“You Will Be With Me in Paradise,” Wan Phing Lim’s beautiful essay about her father’s death and cremation:
Red or blue ribbon? The red is too gaudy, the blue however, matches the marble urn, its veins a light shade of grey. It’s a hot day to be back at the crematorium, but this time we are in a private room. Femur, pelvis, flecks of skull—father’s remains are served in a silver tray. In true hierarchical fashion, the eldest is invited for first dips. Clumsy chopsticks pick on calcium bits—curses befall the descendant who drops her father’s bones.
Marcia Butler, Catapult Writing Program alum and author of the new memoir The Skin Above My Knee, on her writing process and how music helps her unlock her creativity: “I know from my experience in music that the golden stuff comes after the chafe, the grind, and the sadness. One rarely hits high notes until you’ve missed many.”
Eva Recinos remembers her old worry dolls —a rtifacts from her childhood that now remind her of her parents ’ love and courage, and her own inner strength.

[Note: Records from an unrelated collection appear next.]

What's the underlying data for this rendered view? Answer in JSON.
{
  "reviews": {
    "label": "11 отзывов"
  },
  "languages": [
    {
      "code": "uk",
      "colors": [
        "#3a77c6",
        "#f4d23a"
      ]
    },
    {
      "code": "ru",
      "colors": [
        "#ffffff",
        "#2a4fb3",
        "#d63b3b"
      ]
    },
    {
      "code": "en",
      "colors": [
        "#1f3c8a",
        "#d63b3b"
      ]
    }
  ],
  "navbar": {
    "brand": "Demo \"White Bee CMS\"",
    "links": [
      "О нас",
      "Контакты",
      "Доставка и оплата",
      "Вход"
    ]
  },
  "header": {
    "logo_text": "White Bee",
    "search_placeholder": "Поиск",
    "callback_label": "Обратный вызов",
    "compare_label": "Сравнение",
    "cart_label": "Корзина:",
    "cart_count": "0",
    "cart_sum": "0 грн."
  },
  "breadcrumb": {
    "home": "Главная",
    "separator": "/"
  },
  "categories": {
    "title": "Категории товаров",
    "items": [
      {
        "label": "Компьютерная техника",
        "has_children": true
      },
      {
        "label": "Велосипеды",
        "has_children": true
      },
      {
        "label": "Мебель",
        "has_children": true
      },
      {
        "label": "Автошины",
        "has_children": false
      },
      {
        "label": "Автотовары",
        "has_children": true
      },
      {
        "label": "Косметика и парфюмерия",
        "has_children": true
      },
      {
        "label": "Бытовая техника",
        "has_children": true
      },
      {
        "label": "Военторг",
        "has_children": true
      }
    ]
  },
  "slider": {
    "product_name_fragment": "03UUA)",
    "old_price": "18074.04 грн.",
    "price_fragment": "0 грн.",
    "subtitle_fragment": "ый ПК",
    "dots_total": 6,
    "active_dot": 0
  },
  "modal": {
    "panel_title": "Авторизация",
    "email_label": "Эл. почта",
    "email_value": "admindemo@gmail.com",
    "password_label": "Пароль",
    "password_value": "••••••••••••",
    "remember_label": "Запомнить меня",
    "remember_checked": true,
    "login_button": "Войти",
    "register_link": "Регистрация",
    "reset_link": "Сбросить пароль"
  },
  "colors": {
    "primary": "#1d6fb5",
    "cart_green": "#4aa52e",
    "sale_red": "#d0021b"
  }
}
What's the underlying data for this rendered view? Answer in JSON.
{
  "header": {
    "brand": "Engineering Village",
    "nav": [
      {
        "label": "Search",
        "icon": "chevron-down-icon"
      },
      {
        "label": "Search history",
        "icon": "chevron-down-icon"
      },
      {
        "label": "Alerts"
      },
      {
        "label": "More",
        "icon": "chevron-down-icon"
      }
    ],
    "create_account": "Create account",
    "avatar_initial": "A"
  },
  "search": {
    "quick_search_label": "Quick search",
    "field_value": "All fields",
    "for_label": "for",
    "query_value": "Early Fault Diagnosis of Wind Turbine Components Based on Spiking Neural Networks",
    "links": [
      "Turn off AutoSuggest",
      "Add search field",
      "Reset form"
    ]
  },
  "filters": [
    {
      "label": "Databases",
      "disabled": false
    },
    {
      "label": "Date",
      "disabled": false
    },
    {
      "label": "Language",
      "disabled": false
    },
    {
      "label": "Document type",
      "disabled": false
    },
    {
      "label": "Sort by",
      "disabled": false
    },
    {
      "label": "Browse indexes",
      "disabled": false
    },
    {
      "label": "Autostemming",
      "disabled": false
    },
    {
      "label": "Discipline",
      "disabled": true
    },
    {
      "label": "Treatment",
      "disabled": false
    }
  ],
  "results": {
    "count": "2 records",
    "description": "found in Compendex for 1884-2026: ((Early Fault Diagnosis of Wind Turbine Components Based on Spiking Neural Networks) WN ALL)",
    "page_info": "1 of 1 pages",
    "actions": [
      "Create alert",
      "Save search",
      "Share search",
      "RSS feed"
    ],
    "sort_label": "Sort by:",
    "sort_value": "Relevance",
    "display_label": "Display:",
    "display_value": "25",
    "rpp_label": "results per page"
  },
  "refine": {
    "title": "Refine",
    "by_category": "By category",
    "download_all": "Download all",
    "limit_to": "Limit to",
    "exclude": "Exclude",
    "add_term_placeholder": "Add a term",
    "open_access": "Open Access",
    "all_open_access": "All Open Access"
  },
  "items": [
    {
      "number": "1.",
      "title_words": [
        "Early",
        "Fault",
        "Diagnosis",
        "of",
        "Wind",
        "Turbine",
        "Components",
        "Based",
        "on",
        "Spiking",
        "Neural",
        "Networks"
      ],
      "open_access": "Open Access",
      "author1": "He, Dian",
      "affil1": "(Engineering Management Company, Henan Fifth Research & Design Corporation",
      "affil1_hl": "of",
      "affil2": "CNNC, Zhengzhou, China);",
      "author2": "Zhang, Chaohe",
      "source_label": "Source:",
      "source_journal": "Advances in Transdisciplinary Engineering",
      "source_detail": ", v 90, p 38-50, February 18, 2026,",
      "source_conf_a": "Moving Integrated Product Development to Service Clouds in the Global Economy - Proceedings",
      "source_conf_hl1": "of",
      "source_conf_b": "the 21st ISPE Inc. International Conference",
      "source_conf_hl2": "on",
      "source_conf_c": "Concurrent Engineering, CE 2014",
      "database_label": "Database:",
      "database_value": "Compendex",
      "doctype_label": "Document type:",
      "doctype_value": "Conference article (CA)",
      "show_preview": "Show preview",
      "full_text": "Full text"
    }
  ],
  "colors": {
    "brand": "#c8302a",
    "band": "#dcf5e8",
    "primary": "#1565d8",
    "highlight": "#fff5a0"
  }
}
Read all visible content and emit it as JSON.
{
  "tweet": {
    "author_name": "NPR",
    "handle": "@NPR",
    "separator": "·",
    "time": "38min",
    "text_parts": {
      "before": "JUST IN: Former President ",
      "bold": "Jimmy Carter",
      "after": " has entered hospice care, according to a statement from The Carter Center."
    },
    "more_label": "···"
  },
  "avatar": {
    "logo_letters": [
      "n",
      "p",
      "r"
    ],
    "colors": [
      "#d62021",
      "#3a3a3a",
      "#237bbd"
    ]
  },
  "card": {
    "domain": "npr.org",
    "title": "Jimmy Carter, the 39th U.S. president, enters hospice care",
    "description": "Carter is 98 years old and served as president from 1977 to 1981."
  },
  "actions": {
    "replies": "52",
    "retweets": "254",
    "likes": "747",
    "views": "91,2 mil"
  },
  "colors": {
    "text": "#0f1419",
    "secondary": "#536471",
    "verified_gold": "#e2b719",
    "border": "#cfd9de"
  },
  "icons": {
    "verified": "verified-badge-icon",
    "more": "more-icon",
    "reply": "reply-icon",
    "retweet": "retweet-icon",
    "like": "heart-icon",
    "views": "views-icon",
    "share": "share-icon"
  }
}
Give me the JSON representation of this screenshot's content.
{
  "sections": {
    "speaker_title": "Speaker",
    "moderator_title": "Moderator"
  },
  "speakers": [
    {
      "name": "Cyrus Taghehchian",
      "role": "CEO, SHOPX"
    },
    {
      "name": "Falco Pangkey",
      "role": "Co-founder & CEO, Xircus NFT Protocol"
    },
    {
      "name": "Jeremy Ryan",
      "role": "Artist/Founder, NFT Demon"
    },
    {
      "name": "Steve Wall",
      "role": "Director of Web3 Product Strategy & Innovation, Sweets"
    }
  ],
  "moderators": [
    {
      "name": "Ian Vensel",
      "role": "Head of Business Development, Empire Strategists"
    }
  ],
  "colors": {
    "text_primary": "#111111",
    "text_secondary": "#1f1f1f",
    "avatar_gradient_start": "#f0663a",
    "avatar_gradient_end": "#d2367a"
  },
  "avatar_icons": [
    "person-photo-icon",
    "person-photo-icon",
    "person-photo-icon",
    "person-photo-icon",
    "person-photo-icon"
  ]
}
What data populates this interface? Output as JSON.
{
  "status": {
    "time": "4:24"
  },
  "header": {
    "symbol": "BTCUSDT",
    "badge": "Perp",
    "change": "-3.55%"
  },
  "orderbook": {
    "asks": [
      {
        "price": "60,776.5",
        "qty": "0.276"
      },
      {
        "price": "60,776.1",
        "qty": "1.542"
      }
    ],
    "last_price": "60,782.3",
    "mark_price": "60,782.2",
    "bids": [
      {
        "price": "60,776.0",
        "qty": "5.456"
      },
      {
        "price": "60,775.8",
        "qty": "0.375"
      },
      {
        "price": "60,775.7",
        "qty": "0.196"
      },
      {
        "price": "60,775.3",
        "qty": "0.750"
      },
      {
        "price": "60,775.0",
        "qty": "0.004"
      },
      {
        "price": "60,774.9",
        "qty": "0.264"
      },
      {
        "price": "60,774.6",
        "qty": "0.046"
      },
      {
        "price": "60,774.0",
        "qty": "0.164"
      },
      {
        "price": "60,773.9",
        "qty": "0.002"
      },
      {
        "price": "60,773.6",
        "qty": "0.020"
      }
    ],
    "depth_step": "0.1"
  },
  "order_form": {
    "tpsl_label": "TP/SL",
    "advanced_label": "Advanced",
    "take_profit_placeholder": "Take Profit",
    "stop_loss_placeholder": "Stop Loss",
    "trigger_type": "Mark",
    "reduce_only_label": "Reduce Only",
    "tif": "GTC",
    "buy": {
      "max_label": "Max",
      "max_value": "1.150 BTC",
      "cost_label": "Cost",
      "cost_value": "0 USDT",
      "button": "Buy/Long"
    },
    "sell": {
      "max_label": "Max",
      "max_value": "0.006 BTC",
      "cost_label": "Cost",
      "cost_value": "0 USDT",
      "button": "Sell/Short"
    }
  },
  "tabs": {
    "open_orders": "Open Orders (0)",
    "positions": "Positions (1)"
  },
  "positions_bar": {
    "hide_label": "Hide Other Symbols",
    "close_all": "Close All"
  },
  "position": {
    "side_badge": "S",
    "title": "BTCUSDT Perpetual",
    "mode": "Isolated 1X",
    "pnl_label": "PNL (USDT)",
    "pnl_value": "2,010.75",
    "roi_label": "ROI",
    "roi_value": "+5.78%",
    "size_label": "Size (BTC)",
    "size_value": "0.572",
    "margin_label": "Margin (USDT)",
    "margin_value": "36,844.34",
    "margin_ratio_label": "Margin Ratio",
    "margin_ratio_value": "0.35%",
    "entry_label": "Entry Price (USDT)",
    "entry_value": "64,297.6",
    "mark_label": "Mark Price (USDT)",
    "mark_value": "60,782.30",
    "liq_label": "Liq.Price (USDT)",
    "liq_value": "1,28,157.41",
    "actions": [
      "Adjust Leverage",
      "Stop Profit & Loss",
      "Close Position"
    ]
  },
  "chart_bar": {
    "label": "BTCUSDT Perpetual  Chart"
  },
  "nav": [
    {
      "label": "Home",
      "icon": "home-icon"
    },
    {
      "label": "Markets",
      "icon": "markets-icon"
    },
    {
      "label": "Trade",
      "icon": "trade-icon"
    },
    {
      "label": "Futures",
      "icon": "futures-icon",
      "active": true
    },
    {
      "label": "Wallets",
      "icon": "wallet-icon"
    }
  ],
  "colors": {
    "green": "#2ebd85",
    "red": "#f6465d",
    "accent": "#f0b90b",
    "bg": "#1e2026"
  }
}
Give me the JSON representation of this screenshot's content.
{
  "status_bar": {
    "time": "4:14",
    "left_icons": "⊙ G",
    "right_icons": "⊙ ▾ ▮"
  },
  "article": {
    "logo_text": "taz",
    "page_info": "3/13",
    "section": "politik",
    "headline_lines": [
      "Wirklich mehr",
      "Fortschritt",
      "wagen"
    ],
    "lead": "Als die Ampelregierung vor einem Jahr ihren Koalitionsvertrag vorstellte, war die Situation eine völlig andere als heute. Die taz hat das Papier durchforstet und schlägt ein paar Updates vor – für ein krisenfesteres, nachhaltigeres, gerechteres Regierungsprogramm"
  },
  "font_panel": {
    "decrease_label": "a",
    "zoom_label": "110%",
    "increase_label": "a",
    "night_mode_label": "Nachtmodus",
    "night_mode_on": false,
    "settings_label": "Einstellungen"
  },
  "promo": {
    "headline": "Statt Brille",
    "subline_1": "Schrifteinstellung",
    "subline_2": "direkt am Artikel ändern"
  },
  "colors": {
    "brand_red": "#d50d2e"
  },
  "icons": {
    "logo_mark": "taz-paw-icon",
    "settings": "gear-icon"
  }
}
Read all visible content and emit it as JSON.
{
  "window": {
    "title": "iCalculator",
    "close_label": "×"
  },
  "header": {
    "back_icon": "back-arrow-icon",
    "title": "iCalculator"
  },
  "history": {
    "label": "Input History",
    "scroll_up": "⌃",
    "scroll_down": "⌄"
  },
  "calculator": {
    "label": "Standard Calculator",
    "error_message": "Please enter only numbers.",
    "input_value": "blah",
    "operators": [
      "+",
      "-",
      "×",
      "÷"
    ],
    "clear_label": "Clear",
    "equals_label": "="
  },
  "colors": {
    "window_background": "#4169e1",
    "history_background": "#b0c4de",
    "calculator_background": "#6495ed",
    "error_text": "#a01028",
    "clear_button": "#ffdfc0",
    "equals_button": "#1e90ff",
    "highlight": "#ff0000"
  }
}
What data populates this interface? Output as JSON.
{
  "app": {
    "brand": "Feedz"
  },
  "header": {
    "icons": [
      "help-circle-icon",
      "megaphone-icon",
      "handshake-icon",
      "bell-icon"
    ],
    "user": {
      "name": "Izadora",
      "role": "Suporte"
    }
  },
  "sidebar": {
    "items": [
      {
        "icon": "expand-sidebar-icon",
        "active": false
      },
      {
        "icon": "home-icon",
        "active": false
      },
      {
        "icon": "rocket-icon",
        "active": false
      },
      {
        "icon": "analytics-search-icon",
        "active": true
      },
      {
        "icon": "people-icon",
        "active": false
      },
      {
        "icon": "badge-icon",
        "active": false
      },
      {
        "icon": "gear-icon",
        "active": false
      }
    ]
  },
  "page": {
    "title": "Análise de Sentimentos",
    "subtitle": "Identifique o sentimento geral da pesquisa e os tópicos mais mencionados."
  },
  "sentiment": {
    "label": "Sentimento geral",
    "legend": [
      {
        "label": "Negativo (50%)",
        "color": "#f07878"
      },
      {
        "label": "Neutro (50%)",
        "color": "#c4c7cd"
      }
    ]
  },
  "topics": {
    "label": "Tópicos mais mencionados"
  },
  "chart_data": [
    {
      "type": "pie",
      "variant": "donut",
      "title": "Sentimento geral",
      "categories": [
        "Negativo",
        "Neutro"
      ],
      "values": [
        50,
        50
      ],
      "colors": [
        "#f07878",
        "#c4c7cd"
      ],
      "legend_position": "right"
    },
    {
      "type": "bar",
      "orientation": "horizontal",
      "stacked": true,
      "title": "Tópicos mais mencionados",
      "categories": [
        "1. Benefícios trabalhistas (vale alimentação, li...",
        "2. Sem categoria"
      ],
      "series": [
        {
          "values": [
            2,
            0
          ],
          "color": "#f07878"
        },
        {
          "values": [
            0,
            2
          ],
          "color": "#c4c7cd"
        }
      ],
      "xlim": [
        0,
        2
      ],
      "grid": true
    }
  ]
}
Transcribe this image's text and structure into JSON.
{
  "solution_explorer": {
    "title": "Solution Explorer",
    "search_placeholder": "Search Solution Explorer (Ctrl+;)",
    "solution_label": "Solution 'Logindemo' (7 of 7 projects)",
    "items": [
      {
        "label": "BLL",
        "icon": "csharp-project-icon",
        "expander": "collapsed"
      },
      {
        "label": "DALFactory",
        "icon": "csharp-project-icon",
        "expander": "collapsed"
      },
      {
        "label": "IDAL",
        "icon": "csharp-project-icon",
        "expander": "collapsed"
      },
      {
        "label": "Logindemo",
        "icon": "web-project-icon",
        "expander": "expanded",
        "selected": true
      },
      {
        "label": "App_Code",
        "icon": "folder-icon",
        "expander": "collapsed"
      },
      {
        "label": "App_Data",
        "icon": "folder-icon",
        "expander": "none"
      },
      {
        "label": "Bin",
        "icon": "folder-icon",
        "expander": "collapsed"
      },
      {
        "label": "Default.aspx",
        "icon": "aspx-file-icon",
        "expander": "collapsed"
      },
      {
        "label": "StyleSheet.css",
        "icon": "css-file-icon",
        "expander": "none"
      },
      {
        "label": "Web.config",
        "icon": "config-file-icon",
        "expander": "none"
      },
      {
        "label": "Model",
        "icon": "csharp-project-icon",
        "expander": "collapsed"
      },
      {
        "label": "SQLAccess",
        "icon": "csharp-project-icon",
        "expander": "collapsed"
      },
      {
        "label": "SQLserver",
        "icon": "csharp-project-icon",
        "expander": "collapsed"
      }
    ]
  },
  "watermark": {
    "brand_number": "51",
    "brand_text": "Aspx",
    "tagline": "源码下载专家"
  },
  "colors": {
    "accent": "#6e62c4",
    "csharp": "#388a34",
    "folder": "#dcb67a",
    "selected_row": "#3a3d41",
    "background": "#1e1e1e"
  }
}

A lovely essay by Kayla Whaley on rollercoaster thrills and found butterfly wings, her childhood experiences with self-touch, and the awareness and shame that only came later:
Good girls, normal girls didn’t collect the half-rotted and discarded wings of dead butterflies—not even if they had once been beautiful; not even if they still were beautiful in some fragile, inexplicable way. Good girls didn’t cradle these wings like prayers and hide them among pencil shavings and gummy erasers. They didn’t hide things at all. Why hide if you don’t fear getting caught? And why fear getting caught if you aren’t doing anything wrong?
Elizabeth Ellen on relocation, family, and watching beloved friends and children grow up: “I was happy we’d all of us found our way to Ann Arbor, Michigan, even though we all had other places we also called home, other cities and countries and people who weren’t present that we loved.”
While I’m glad I read this fantastic piece, it actually made me squirm a little: “Do You Want to Be Known For Your Writing, or For Your Swift Email Responses?” Melissa Febos has somehow managed to peer deep down into my soul, and based on the responses and tweets I saw, I am one of many who feel that way.